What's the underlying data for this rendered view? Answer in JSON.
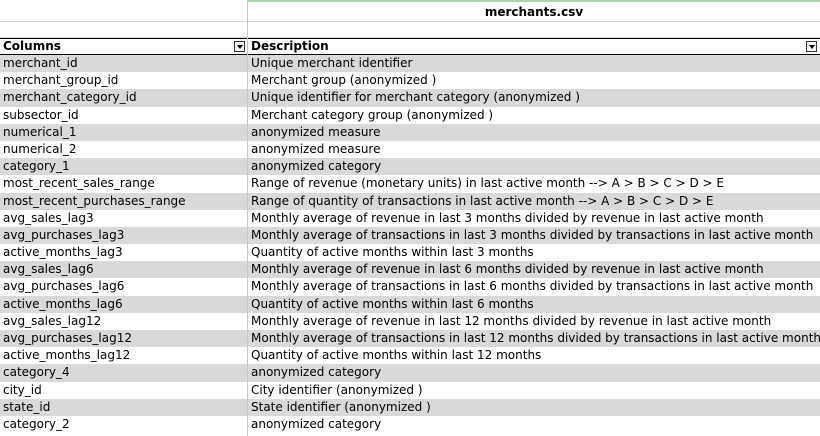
{
  "title": "merchants.csv",
  "headers": {
    "columns": "Columns",
    "description": "Description"
  },
  "rows": [
    {
      "column": "merchant_id",
      "description": "Unique merchant identifier"
    },
    {
      "column": "merchant_group_id",
      "description": "Merchant group (anonymized )"
    },
    {
      "column": "merchant_category_id",
      "description": "Unique identifier for merchant category (anonymized )"
    },
    {
      "column": "subsector_id",
      "description": "Merchant category group (anonymized )"
    },
    {
      "column": "numerical_1",
      "description": "anonymized measure"
    },
    {
      "column": "numerical_2",
      "description": "anonymized measure"
    },
    {
      "column": "category_1",
      "description": "anonymized category"
    },
    {
      "column": "most_recent_sales_range",
      "description": "Range of revenue (monetary units) in last active month --> A > B > C > D > E"
    },
    {
      "column": "most_recent_purchases_range",
      "description": "Range of quantity of transactions in last active month --> A > B > C > D > E"
    },
    {
      "column": "avg_sales_lag3",
      "description": "Monthly average of revenue in last 3 months divided by revenue in last active month"
    },
    {
      "column": "avg_purchases_lag3",
      "description": "Monthly average of transactions in last 3 months divided by transactions in last active month"
    },
    {
      "column": "active_months_lag3",
      "description": "Quantity of active months within last 3 months"
    },
    {
      "column": "avg_sales_lag6",
      "description": "Monthly average of revenue in last 6 months divided by revenue in last active month"
    },
    {
      "column": "avg_purchases_lag6",
      "description": "Monthly average of transactions in last 6 months divided by transactions in last active month"
    },
    {
      "column": "active_months_lag6",
      "description": "Quantity of active months within last 6 months"
    },
    {
      "column": "avg_sales_lag12",
      "description": "Monthly average of revenue in last 12 months divided by revenue in last active month"
    },
    {
      "column": "avg_purchases_lag12",
      "description": "Monthly average of transactions in last 12 months divided by transactions in last active month"
    },
    {
      "column": "active_months_lag12",
      "description": "Quantity of active months within last 12 months"
    },
    {
      "column": "category_4",
      "description": "anonymized category"
    },
    {
      "column": "city_id",
      "description": "City identifier (anonymized )"
    },
    {
      "column": "state_id",
      "description": "State identifier (anonymized )"
    },
    {
      "column": "category_2",
      "description": "anonymized category"
    }
  ],
  "colors": {
    "row_shade": "#d9d9d9",
    "title_border": "#a9d5b0"
  },
  "icons": {
    "filter": "filter-dropdown-icon"
  }
}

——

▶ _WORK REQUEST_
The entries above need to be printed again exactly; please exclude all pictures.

▶ _TASK RESPONSE_
What's the underlying data for this rendered view? Answer in JSON.
{
  "title": "merchants.csv",
  "headers": {
    "columns": "Columns",
    "description": "Description"
  },
  "rows": [
    {
      "column": "merchant_id",
      "description": "Unique merchant identifier"
    },
    {
      "column": "merchant_group_id",
      "description": "Merchant group (anonymized )"
    },
    {
      "column": "merchant_category_id",
      "description": "Unique identifier for merchant category (anonymized )"
    },
    {
      "column": "subsector_id",
      "description": "Merchant category group (anonymized )"
    },
    {
      "column": "numerical_1",
      "description": "anonymized measure"
    },
    {
      "column": "numerical_2",
      "description": "anonymized measure"
    },
    {
      "column": "category_1",
      "description": "anonymized category"
    },
    {
      "column": "most_recent_sales_range",
      "description": "Range of revenue (monetary units) in last active month --> A > B > C > D > E"
    },
    {
      "column": "most_recent_purchases_range",
      "description": "Range of quantity of transactions in last active month --> A > B > C > D > E"
    },
    {
      "column": "avg_sales_lag3",
      "description": "Monthly average of revenue in last 3 months divided by revenue in last active month"
    },
    {
      "column": "avg_purchases_lag3",
      "description": "Monthly average of transactions in last 3 months divided by transactions in last active month"
    },
    {
      "column": "active_months_lag3",
      "description": "Quantity of active months within last 3 months"
    },
    {
      "column": "avg_sales_lag6",
      "description": "Monthly average of revenue in last 6 months divided by revenue in last active month"
    },
    {
      "column": "avg_purchases_lag6",
      "description": "Monthly average of transactions in last 6 months divided by transactions in last active month"
    },
    {
      "column": "active_months_lag6",
      "description": "Quantity of active months within last 6 months"
    },
    {
      "column": "avg_sales_lag12",
      "description": "Monthly average of revenue in last 12 months divided by revenue in last active month"
    },
    {
      "column": "avg_purchases_lag12",
      "description": "Monthly average of transactions in last 12 months divided by transactions in last active month"
    },
    {
      "column": "active_months_lag12",
      "description": "Quantity of active months within last 12 months"
    },
    {
      "column": "category_4",
      "description": "anonymized category"
    },
    {
      "column": "city_id",
      "description": "City identifier (anonymized )"
    },
    {
      "column": "state_id",
      "description": "State identifier (anonymized )"
    },
    {
      "column": "category_2",
      "description": "anonymized category"
    }
  ],
  "colors": {
    "row_shade": "#d9d9d9",
    "title_border": "#a9d5b0"
  },
  "icons": {
    "filter": "filter-dropdown-icon"
  }
}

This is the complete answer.